While this is presented in the context of a comic strip, I think there are some valuable take-aways as you look to establish your personal brand on Twitter. Although I'm sure I've been guilty of a few of these tendencies over 2,500 tweets during the past 3 years, it's worth thinking about whether what you're saying on Twitter really adds any value to the conversation.
To be sure, not everything you post on Twitter has to have intrinsic news-worthiness. Part of the beauty of the service is that it adds a human element to users that sometimes may be abstracted. But as you grow your follower base, keep in mind that you have an audience and think about why these users began to follow you in the first place.
If you're interested in some of the academic underpinnings, check out this study from Rutgers published earlier this year. It draws a distinction between "meformers" who talk about themselves, and "informers" who share information.
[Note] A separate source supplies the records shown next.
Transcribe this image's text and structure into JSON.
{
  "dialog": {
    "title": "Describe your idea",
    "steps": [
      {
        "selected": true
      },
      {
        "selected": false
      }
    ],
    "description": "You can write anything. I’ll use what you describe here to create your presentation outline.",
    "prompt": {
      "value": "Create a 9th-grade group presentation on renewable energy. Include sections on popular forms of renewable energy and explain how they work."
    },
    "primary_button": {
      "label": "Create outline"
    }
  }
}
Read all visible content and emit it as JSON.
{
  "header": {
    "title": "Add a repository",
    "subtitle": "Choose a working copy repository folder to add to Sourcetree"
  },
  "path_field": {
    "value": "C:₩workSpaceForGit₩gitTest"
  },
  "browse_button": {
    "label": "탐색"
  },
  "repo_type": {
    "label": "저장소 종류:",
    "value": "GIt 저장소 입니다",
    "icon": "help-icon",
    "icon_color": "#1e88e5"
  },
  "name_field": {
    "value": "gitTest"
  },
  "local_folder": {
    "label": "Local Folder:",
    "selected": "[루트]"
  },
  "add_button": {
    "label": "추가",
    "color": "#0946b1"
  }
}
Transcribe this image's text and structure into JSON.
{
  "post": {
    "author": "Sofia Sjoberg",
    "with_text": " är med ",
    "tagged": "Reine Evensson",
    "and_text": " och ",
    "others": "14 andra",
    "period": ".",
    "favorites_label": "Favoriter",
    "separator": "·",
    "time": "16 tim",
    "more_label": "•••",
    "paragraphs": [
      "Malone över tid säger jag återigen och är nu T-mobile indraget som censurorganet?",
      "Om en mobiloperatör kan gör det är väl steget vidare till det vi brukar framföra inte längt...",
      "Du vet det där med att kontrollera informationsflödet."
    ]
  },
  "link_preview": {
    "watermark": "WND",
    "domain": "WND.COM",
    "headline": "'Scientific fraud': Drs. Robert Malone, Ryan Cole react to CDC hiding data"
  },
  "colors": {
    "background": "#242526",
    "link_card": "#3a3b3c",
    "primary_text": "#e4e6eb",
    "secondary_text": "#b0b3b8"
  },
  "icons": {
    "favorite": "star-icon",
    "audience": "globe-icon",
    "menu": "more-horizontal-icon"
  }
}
One isn't necessarily better than the other, but informers tend to have a much larger and engaged audience than meformers.